Tuesday, October 13, 2009


Money isn’t "an issue" in U.S. politics. It’s virtually the only issue. If given even half the weight it merited, it would lead the news almost every night. Instead, it's something on which the press simply doesn't report at all. Stray stories, here and there. It's sometimes scandalized, but the very little reporting that does appear occurs in a vacuum. No consistent narrative. No follow-up. Certainly never anything remotely approximating the sort of feeding frenzy that regularly accompanies stories about sex, crime, or, more recently, dead pop stars.[1]

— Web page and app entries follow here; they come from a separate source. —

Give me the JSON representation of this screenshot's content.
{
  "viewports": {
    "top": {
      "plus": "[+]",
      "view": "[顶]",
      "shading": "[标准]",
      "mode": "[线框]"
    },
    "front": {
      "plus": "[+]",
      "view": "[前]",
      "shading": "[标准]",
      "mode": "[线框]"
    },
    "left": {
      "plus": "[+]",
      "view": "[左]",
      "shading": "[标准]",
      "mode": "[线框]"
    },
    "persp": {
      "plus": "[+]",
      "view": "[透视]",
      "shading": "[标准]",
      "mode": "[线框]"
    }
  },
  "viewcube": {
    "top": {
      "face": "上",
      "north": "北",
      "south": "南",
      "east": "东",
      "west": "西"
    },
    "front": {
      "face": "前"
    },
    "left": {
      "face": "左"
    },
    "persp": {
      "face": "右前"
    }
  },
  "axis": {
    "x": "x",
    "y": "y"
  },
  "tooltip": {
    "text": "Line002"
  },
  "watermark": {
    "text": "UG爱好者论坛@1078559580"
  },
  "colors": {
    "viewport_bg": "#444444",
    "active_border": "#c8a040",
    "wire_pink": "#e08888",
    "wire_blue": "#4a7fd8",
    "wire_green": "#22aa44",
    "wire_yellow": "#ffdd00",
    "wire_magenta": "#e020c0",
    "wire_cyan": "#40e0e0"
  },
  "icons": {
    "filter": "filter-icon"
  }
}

Without the money angle, most political stories become inexplicable. The “mainstream” corporate press largely portrayed the teabagger phenomenon, to name one of the prominent recent examples, as a genuine “movement,” instead of what it actually is, a 100% corporate-invented astroturf campaign fueled by nonsense spread by right-wing media outlets (themselves huge corporate interests). The facts about the actual forces behind the "movement" are readily available. On the internet, they're literally only a quick Google search away. But someone who stuck to most “mainstream” corporate press outlets would know virtually nothing about it, except that there was this sudden, loud uprising of angry, anti-Obama mobs. The goal of astroturf is to give the impression of a genuine grassroots campaign--when, as has happened here, the press treats it as one, the campaign has succeeded.

The Center for Responsive Politics calls their website opensecrets.org. The information they collect isn't really "secret." It's all publicly available. It's "secret" because, among other things, the press, which is supposed to be a watchdog about such things, won’t, as a rule, touch such information with a 10-foot pole. Common Cause issued one of their "Legislating While Under the Influence" reports on health care industry contributions to congress, and you’ll learn more about health care reform by reading its relatively few pages than you’d learn from the combination of every report of every network newscast on the subject.

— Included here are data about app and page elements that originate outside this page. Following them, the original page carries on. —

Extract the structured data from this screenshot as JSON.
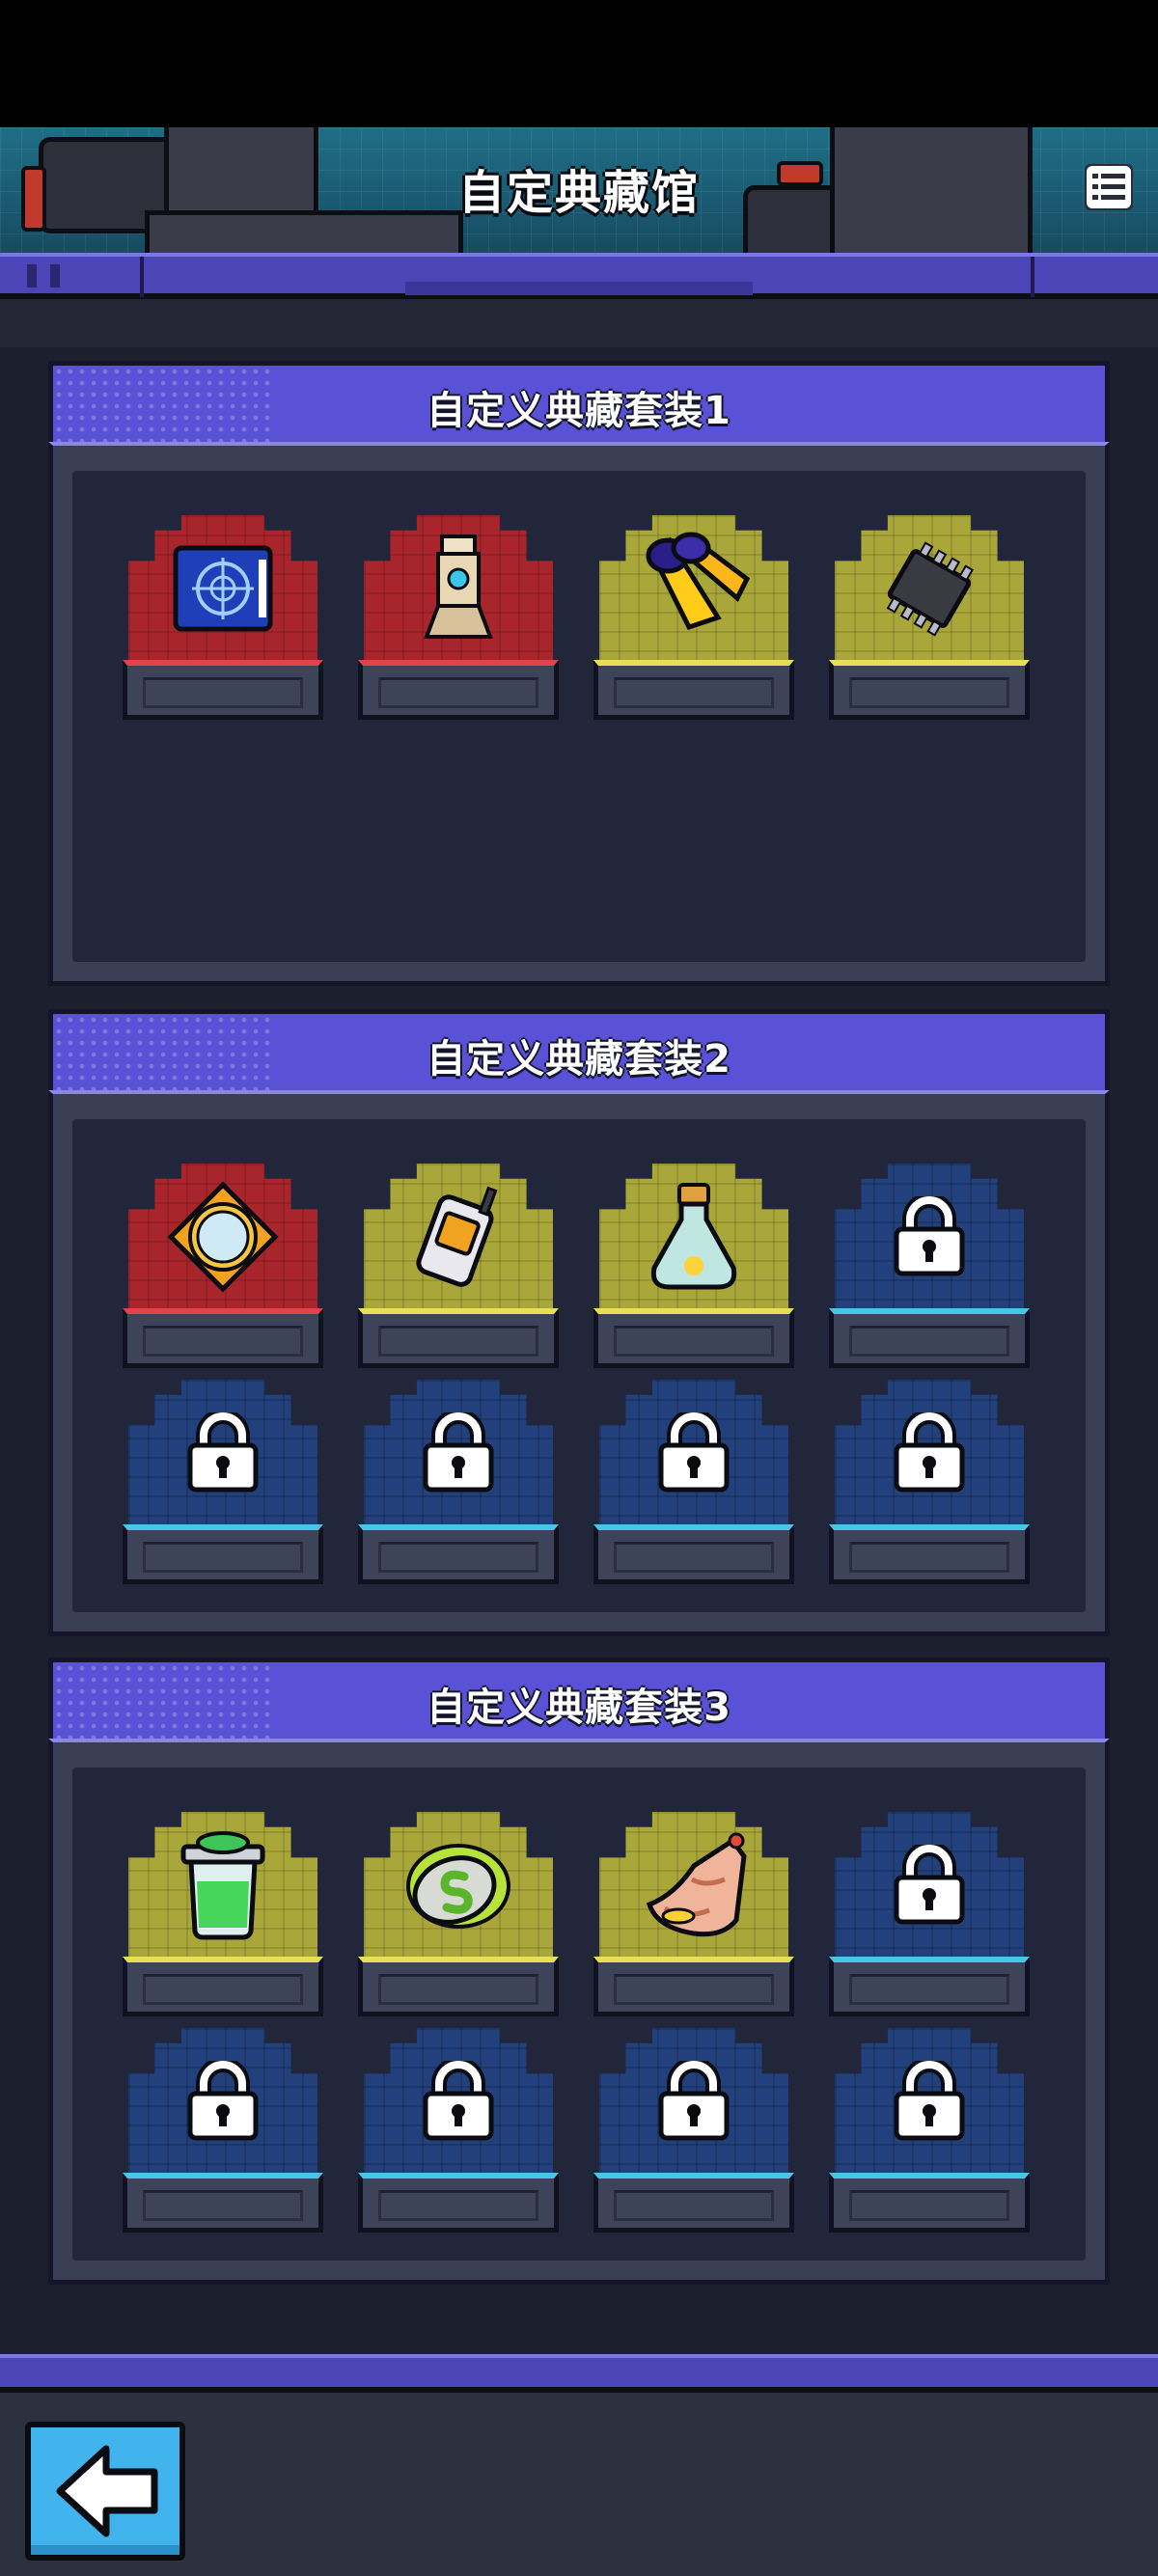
{
  "header": {
    "title": "自定典藏馆",
    "menu_icon": "list-menu-icon"
  },
  "sections": [
    {
      "title": "自定义典藏套装1",
      "slots": [
        {
          "state": "item",
          "rarity": "red",
          "icon": "blueprint-icon"
        },
        {
          "state": "item",
          "rarity": "red",
          "icon": "robot-statue-icon"
        },
        {
          "state": "item",
          "rarity": "yellow",
          "icon": "swim-fins-icon"
        },
        {
          "state": "item",
          "rarity": "yellow",
          "icon": "microchip-icon"
        }
      ]
    },
    {
      "title": "自定义典藏套装2",
      "slots": [
        {
          "state": "item",
          "rarity": "red",
          "icon": "golden-mirror-icon"
        },
        {
          "state": "item",
          "rarity": "yellow",
          "icon": "walkie-talkie-icon"
        },
        {
          "state": "item",
          "rarity": "yellow",
          "icon": "firefly-jar-icon"
        },
        {
          "state": "locked",
          "rarity": "blue",
          "icon": "lock-icon"
        },
        {
          "state": "locked",
          "rarity": "blue",
          "icon": "lock-icon"
        },
        {
          "state": "locked",
          "rarity": "blue",
          "icon": "lock-icon"
        },
        {
          "state": "locked",
          "rarity": "blue",
          "icon": "lock-icon"
        },
        {
          "state": "locked",
          "rarity": "blue",
          "icon": "lock-icon"
        }
      ]
    },
    {
      "title": "自定义典藏套装3",
      "slots": [
        {
          "state": "item",
          "rarity": "yellow",
          "icon": "green-slime-jar-icon"
        },
        {
          "state": "item",
          "rarity": "yellow",
          "icon": "slime-soap-icon"
        },
        {
          "state": "item",
          "rarity": "yellow",
          "icon": "conch-shell-icon"
        },
        {
          "state": "locked",
          "rarity": "blue",
          "icon": "lock-icon"
        },
        {
          "state": "locked",
          "rarity": "blue",
          "icon": "lock-icon"
        },
        {
          "state": "locked",
          "rarity": "blue",
          "icon": "lock-icon"
        },
        {
          "state": "locked",
          "rarity": "blue",
          "icon": "lock-icon"
        },
        {
          "state": "locked",
          "rarity": "blue",
          "icon": "lock-icon"
        }
      ]
    }
  ],
  "footer": {
    "back_icon": "back-arrow-icon"
  },
  "colors": {
    "accent": "#5a52d6",
    "rarity_red": "#a8252b",
    "rarity_yellow": "#aaa73a",
    "rarity_blue": "#22407c",
    "back_button": "#41b4ee"
  }
}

One "secret" kept by the press is that Sen. Max Baucus, the Democratic chairman of the Senate Finance Committee, is the top recipient of health-care industry donations in the congress.

An even better-kept secret is that Baucus allowed the former Vice President of Wellpoint to write "his" bill. Everywhere in the press, it's just "the Baucus bill." And, since it's the most conservative health care bill in congress (and the one that offers no real reform), it's more often than not being treated, by the press, as the only one. There are actually four others that long ago passed out of the relevant committees of both houses--the ones dealing with health care--whereas the Wellpoint bill is being hashed out in the Finance Committee.

The health care industry spent a fortune getting politicians (including the Obama) to support provisions mandating that everyone carry health insurance. Wellpoi… er… Baucus included a provision making health coverage mandatory, and imposing a tax penalty on anyone who fails to comply.[2] This sets up a dynamic one would think our watchdog press would find interesting: The Wellpoint plan publicly subsidizes Americans' purchase of health care. It also creates, at the point of a gun, millions of mandatory new clients for the current nightmare of a health insurance industry. The government subsidies to those new clients go, of course, to those insurance companies, who, in turn, spend millions of dollars purchasing politicians like Max Baucus.

What a deal!

If the press would report ANY of this, the “Baucus” bill would have been dead before it ever began, but that would require abandoning the fairy-tale narrative of American politics as a battle of competing ideologies and dealing with what actually makes the trains run on time.



[1] The reasons for this are many and varied. Among a great many other things, the media orgs are, themselves, huge corporate interests with their own chunk invested in the process Their even-bigger-money ownership has even more money in it.

[2] That wasn't strong enough for the industry, which wanted criminal penalties--jail time--for those who failed to carry health insurance. The failure of the bill to include this is largely responsible for the last-minute industry push against reform which has so befuddled the corporate press this week--again, if you don't follow the money, the story is inexplicable.